She is smaller and lighter than she used to be. She no longer jumps up to the heights she
could easily soar to in her youth.
Arthritis keeps her slow and close to the ground. I leave some soft bedding in various rooms so
she can rest more comfortably. I lift her onto my bed each night. Smokey was diagnosed with a thyroid
condition a few years ago and can only eat special food. I try to vary her food a little even though
it’s basically the same formulation. I
may add water one day or heat the food in the microwave on another.
I place her dish on something to lift it a few inches off the floor so it’s easier on her neck when she bends over to eat. I groom her every day as she needs a little help. Her coat has dandruff so I brush her with a soft brush and wipe her down with a wet cloth being careful not to brush her spine.
After noticing a few accidents, I changed her litter box recently to one that is shallower with lower sides so she can get in and out with ease. I’m pretty sure she doesn’t hear me anymore either. So I move carefully near her so she isn’t startled. We visit the vet’s office more frequently for nail trims and wellness checks. Her numbers are good – for now.
Love & Comfort
I plan to keep her comfortable and well-cared for in her
senior years. She still follows me
around, enjoys resting in sun spots, loves to eat, and cuddles with me each
night before bedtime. I wonder if I am doing enough. I hope so. I love her.
I have clients with older cats that seem healthier and more
agile. Maybe Smokey’s mother was too
young and stressed when she gave birth.
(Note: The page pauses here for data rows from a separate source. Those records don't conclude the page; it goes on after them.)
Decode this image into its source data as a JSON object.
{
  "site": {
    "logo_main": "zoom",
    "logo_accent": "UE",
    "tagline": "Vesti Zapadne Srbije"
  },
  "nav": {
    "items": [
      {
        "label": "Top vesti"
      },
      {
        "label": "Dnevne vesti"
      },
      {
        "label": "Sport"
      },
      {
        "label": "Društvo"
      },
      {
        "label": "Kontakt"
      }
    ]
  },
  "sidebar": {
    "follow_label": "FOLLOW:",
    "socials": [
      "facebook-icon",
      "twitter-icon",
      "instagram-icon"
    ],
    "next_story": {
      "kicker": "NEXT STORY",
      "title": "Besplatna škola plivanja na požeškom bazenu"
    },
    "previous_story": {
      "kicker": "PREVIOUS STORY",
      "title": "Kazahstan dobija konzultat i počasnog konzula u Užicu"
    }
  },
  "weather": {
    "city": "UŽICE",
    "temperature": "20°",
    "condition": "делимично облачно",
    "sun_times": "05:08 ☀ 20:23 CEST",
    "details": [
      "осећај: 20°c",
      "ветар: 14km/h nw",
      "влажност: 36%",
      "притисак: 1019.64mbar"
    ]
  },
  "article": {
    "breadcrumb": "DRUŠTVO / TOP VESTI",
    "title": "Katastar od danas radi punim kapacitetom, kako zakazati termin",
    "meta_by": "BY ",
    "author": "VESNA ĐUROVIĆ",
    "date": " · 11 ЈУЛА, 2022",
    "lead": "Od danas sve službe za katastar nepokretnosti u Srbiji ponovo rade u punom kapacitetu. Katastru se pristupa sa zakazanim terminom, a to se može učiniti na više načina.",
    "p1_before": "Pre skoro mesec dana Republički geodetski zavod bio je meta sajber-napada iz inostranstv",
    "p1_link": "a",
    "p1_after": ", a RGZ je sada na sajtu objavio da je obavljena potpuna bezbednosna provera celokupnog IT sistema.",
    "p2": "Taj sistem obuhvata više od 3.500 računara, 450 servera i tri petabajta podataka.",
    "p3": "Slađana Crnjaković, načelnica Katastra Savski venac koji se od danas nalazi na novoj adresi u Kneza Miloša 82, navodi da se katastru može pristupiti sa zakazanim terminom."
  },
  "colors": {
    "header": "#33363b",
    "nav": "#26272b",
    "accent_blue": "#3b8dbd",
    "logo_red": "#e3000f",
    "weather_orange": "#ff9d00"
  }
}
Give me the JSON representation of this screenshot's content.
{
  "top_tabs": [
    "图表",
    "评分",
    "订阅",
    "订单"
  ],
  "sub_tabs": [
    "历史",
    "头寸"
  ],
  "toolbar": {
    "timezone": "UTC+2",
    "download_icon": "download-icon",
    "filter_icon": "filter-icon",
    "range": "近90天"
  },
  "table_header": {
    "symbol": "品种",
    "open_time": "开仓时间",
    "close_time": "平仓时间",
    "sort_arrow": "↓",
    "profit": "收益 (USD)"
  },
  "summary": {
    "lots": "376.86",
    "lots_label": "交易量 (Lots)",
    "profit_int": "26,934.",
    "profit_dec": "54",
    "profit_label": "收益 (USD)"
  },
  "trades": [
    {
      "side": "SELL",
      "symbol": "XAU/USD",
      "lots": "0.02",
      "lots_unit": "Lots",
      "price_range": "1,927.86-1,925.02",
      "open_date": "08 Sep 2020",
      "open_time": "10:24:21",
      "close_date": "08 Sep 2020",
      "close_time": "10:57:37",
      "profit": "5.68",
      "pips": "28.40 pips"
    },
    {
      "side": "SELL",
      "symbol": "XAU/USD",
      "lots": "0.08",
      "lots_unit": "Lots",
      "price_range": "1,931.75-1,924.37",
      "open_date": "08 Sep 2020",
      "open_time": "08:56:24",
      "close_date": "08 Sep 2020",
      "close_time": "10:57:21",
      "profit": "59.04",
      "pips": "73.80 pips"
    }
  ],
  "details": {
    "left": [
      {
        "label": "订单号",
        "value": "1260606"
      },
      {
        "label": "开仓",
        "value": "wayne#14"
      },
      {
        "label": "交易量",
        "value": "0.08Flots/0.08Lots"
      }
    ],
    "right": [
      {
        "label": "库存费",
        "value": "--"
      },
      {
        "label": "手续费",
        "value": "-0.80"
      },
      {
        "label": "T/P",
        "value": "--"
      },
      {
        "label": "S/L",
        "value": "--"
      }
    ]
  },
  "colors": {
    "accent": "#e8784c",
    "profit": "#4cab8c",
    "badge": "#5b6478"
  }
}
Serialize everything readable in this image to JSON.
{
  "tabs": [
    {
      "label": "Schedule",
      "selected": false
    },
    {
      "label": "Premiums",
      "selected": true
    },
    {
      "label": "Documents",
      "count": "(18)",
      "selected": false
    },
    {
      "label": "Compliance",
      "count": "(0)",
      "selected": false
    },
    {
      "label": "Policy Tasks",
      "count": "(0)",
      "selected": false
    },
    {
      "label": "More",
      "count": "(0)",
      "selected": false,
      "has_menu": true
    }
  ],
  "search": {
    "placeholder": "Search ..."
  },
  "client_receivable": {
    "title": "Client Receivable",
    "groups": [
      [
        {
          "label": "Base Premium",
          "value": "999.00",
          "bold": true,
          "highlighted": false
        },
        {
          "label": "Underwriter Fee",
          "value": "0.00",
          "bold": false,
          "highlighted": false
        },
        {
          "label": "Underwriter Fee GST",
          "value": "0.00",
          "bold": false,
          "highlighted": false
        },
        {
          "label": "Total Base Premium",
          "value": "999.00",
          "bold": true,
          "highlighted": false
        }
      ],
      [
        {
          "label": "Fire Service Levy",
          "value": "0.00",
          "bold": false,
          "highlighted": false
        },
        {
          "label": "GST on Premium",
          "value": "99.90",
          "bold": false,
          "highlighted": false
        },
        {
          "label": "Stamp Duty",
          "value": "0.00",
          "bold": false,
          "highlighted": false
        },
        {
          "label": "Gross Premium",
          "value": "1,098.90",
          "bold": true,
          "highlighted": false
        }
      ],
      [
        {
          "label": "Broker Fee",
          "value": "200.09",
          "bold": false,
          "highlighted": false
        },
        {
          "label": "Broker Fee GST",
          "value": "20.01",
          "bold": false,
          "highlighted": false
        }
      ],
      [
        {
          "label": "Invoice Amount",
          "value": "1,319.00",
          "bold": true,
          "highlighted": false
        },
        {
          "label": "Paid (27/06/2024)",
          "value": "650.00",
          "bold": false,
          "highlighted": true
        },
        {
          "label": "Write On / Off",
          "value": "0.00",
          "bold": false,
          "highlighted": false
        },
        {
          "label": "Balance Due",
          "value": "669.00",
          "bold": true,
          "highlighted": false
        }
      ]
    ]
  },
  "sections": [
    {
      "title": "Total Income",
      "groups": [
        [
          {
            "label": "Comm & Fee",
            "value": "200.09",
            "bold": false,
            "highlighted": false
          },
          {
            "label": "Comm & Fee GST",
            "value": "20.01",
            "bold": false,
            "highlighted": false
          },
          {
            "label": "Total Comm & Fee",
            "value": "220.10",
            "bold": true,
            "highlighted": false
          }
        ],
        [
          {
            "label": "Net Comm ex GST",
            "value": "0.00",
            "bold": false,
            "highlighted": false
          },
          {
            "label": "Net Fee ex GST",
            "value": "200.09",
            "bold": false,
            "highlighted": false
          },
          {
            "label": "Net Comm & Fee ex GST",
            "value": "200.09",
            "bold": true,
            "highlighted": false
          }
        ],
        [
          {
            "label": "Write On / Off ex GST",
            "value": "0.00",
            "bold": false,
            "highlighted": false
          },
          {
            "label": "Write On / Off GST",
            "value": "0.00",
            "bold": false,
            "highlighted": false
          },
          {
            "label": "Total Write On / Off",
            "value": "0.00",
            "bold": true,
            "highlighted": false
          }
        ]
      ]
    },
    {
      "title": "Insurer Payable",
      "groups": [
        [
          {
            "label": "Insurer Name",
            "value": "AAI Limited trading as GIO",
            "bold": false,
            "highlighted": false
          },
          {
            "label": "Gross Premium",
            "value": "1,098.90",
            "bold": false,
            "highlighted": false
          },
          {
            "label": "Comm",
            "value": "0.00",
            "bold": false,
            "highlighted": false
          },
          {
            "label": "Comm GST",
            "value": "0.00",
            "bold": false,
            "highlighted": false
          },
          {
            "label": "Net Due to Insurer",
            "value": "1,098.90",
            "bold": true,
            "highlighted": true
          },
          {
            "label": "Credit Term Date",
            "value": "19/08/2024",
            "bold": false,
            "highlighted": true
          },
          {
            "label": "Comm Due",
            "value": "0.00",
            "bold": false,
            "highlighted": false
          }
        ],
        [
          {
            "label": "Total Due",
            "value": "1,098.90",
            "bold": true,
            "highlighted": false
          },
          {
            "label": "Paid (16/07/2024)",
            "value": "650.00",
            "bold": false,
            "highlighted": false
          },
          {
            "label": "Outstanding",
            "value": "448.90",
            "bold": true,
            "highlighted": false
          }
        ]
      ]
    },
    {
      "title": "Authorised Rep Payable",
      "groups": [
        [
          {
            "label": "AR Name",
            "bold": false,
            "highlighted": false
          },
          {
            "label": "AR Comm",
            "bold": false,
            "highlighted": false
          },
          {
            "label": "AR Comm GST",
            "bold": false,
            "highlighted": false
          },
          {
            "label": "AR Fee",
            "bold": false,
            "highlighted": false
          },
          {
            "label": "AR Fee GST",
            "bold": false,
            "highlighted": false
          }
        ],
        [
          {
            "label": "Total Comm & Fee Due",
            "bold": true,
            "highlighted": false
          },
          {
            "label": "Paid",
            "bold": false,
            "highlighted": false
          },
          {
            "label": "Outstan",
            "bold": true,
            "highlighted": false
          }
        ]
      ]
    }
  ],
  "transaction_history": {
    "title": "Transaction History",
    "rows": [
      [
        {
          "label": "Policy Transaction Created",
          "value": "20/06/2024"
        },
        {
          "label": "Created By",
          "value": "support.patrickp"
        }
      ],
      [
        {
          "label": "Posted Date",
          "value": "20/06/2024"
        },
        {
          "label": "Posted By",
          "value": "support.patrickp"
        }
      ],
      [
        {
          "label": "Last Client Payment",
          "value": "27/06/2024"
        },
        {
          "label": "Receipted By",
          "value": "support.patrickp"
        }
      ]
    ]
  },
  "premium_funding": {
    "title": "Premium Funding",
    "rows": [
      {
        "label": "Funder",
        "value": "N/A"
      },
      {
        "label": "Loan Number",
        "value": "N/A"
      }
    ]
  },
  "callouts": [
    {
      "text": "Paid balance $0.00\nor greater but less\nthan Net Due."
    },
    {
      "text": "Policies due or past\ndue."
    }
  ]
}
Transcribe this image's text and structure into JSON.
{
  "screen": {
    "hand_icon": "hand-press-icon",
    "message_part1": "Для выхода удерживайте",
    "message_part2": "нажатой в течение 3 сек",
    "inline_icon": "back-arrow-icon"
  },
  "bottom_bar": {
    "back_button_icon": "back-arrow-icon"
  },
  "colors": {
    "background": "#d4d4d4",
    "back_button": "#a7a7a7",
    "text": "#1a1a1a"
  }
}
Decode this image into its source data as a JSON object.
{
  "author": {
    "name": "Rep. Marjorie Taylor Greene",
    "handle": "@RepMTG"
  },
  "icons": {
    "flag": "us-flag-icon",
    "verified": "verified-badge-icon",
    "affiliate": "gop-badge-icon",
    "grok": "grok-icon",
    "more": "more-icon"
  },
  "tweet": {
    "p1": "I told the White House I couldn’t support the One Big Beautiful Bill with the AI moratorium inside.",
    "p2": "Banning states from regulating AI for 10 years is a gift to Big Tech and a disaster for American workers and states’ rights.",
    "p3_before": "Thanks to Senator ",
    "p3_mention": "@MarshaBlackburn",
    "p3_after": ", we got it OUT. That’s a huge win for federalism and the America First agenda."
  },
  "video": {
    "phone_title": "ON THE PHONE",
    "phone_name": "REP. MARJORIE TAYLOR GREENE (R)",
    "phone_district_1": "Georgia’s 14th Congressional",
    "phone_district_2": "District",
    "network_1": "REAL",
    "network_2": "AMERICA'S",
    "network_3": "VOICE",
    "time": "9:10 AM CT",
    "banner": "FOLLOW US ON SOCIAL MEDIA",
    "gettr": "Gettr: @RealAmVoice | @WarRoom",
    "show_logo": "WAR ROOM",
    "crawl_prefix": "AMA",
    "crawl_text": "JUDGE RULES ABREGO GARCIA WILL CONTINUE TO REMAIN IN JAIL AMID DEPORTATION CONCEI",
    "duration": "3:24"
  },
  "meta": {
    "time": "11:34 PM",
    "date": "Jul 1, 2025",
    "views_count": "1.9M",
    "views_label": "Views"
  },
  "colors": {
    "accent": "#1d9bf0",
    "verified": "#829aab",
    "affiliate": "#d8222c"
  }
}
Perhaps Smokey is missing some early
comfort, love, nutrition, and safety that is influencing her aging process now.
I do know that this once little cat from the woods fills a big space in my